Place the broccoli in the strainer in a single layer and then cover the pot as much as you can. Since the lid will not be able to fit snugly on the pot because of the strainer poking out the top, some steam will escape. That is normal, but it is important to protect your hand as suggested to protect from the steam. Steaming times may vary, especially when some steam is escaping from the pot. Regardless, the vegetables will be steamed in a matter of minutes with a similar result as the other methods.
Here is a quick how-to video on how to Steam with a Colander.
Steam in Oven with Baking Rack and Roasting pan.
This is an unconventional steaming method but is handy when steaming larger batches of vegetables. It uses the oven, a roasting pan or large pot and a baking rack. Heat the oven to 300F and bring some water to boil in an electric kettle. Fill the roasting pan with half an inch of the boiling water and then set the baking rack on top. Arrange the potatoes on the rack in a single layer and cover with tin foil. Set in the oven and the vegetables should be steamed in about ten minutes.
If you do not have roasting pan, a large pot works fine too, it will just be more difficult to wrap the tin foil. This method is good also for being able to walk away from the steaming vegetables and do something else in the meantime without worry of the vegetables overcooking.
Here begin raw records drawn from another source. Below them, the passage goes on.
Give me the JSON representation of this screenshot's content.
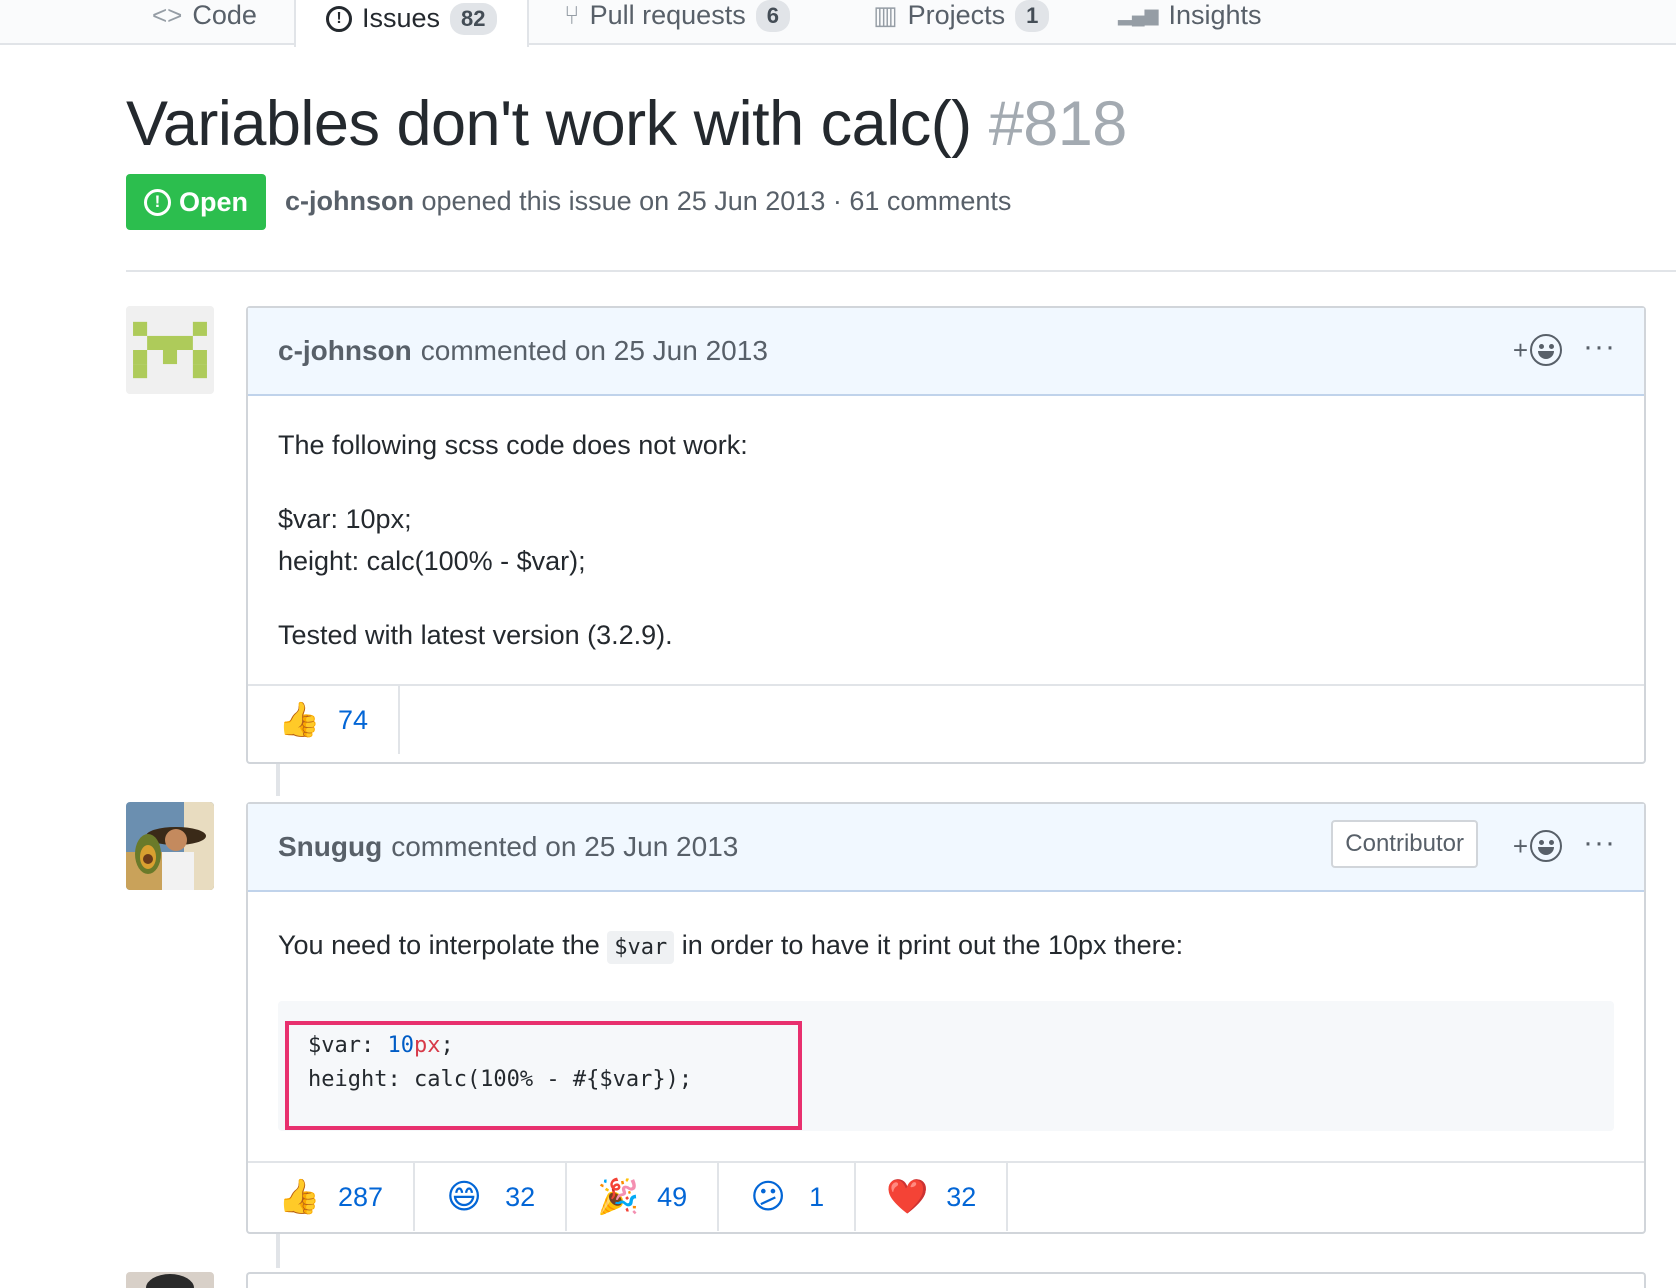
{
  "tabs": [
    {
      "label": "Code",
      "icon": "code-icon",
      "glyph": "<>",
      "count": ""
    },
    {
      "label": "Issues",
      "icon": "issue-icon",
      "glyph": "!",
      "count": "82"
    },
    {
      "label": "Pull requests",
      "icon": "pull-request-icon",
      "glyph": "⑂",
      "count": "6"
    },
    {
      "label": "Projects",
      "icon": "project-icon",
      "glyph": "▥",
      "count": "1"
    },
    {
      "label": "Insights",
      "icon": "graph-icon",
      "glyph": "▂▄▆",
      "count": ""
    }
  ],
  "issue": {
    "title": "Variables don't work with calc()",
    "number": "#818",
    "state": "Open",
    "author": "c-johnson",
    "meta_text": "opened this issue on 25 Jun 2013 · 61 comments"
  },
  "comments": [
    {
      "author": "c-johnson",
      "action": "commented on 25 Jun 2013",
      "body": {
        "line1": "The following scss code does not work:",
        "line2": "$var: 10px;",
        "line3": "height: calc(100% - $var);",
        "line4": "Tested with latest version (3.2.9)."
      },
      "reactions": [
        {
          "icon": "thumbs-up-icon",
          "glyph": "👍",
          "count": "74"
        }
      ]
    },
    {
      "author": "Snugug",
      "action": "commented on 25 Jun 2013",
      "role": "Contributor",
      "body": {
        "before_code": "You need to interpolate the",
        "inline_code": "$var",
        "after_code": "in order to have it print out the 10px there:",
        "code_l1_a": "$var: ",
        "code_l1_num": "10",
        "code_l1_unit": "px",
        "code_l1_end": ";",
        "code_l2": "height: calc(100% - #{$var});"
      },
      "reactions": [
        {
          "icon": "thumbs-up-icon",
          "glyph": "👍",
          "count": "287"
        },
        {
          "icon": "laugh-icon",
          "glyph": "😄",
          "count": "32"
        },
        {
          "icon": "hooray-icon",
          "glyph": "🎉",
          "count": "49"
        },
        {
          "icon": "confused-icon",
          "glyph": "😕",
          "count": "1"
        },
        {
          "icon": "heart-icon",
          "glyph": "❤️",
          "count": "32"
        }
      ]
    }
  ],
  "ui": {
    "add_reaction": "+",
    "more": "···",
    "state_glyph": "!"
  },
  "colors": {
    "open_green": "#2cbe4e",
    "link_blue": "#0366d6",
    "header_bg": "#f1f8ff",
    "highlight_pink": "#e8306e",
    "tab_accent": "#e36209"
  }
}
For a delicious Steamed Potatoes recipe follow the link.
As well as Martha Stewarts Steamed Potatoes with Thyme.